The Lone Star State also violated the Voting Rights Act in its congressional redistricting. A panel of three federal judges decried the "discriminatory intent" displayed by state legislators who had carved job-creating commercial centers out of majority African-American districts and redrawn the lines of at least one Hispanic-dominant district to "strengthen the voting power of . . . Anglo citizens."


The Republican party also remains committed to violence against the environment. The House Science, Space and Technology Committee, which has jurisdiction over global-warming research, has been stacked with hardcore deniers like California Rep. Dana Rohrabacher, who once blamed climate change on "dinosaur flatulence," and Georgia Rep. Paul Broun, a creationist who blasts science – "all that stuff I was taught about evolution, embryology, big-bang theory" – as "lies straight from the pit of hell."

The committee is chaired by Texan Lamar Smith, who has taken more than $500,000 in oil money during his political career and recently received a $10,000 check from Koch Industries. In one of his first moves as chairman, Smith planned a hearing about giving global-warming skeptics a congressional platform in a House "review" of climate science – only to have it postponed because of a severe storm.

In the states, Kansas is poised to join Louisiana, Oklahoma, Tennessee and Texas in passing ALEC-sponsored legislation mandating that schools teach the "scientific controversies" of climate science. In South Carolina, conservatives have suppressed publication for more than a year of a study predicting dire global-warming impacts in the state – which reportedly include flooded homes, shriveling wetlands, ocean dead zones, and an invasion of piranhas and Asian swamp eels. For his part, Sen. Rubio in Florida doubts whether humans are driving climate change and believes we should just let it ravage the planet in any case: "We can pass a bunch of laws that will destroy our economy," he said, "but it isn't going to change the weather."

To read the new issue of Rolling Stone online, plus the entire RS archive: Click Here

Politics Main Next

blog comments powered by Disqus
Around the Web
Powered By ZergNet
Daily Newsletter

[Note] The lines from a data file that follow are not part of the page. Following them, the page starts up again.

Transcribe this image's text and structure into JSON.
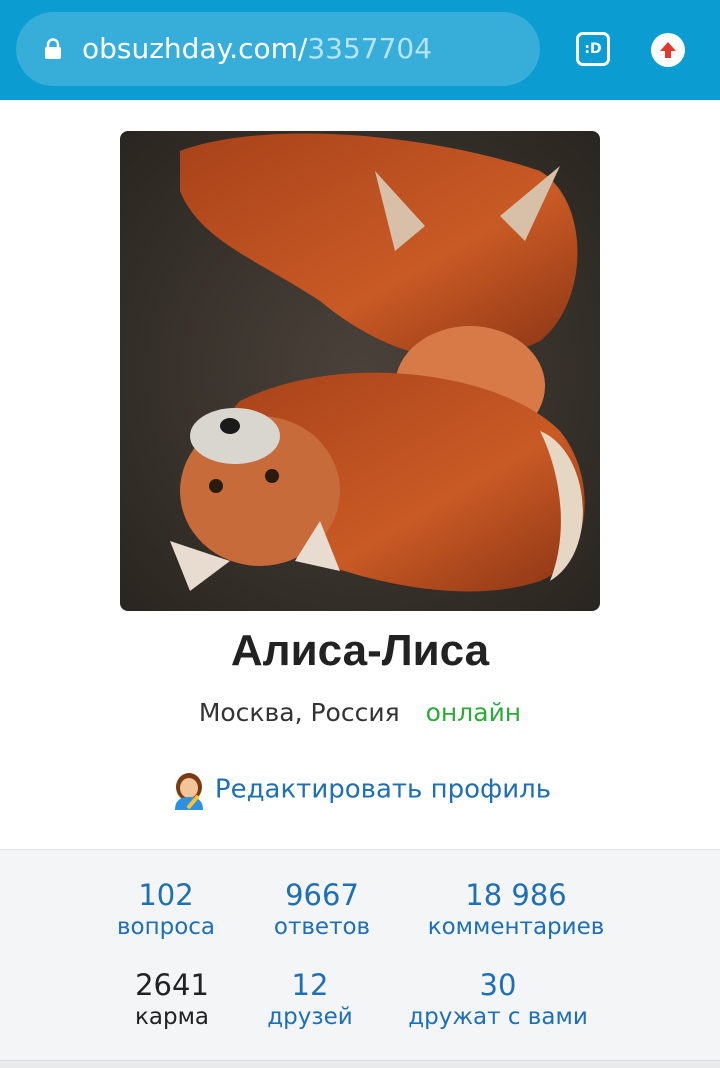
{
  "browser": {
    "url_domain": "obsuzhday.com/",
    "url_path": "3357704",
    "smiley_label": ":D",
    "accent": "#0b9cd2"
  },
  "profile": {
    "name": "Алиса-Лиса",
    "location": "Москва, Россия",
    "status": "онлайн",
    "status_color": "#2eaa3a",
    "edit_label": "Редактировать профиль",
    "avatar_icon": "fox-photo"
  },
  "stats": [
    {
      "value": "102",
      "label": "вопроса"
    },
    {
      "value": "9667",
      "label": "ответов"
    },
    {
      "value": "18 986",
      "label": "комментариев"
    },
    {
      "value": "2641",
      "label": "карма"
    },
    {
      "value": "12",
      "label": "друзей"
    },
    {
      "value": "30",
      "label": "дружат с вами"
    }
  ]
}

Get the latest RS news in your inbox.

Sign up to receive the Rolling Stone newsletter and special offers from RS and its
marketing partners.


We may use your e-mail address to send you the newsletter and offers that may interest you, on behalf of Rolling Stone and its partners. For more information please read our Privacy Policy.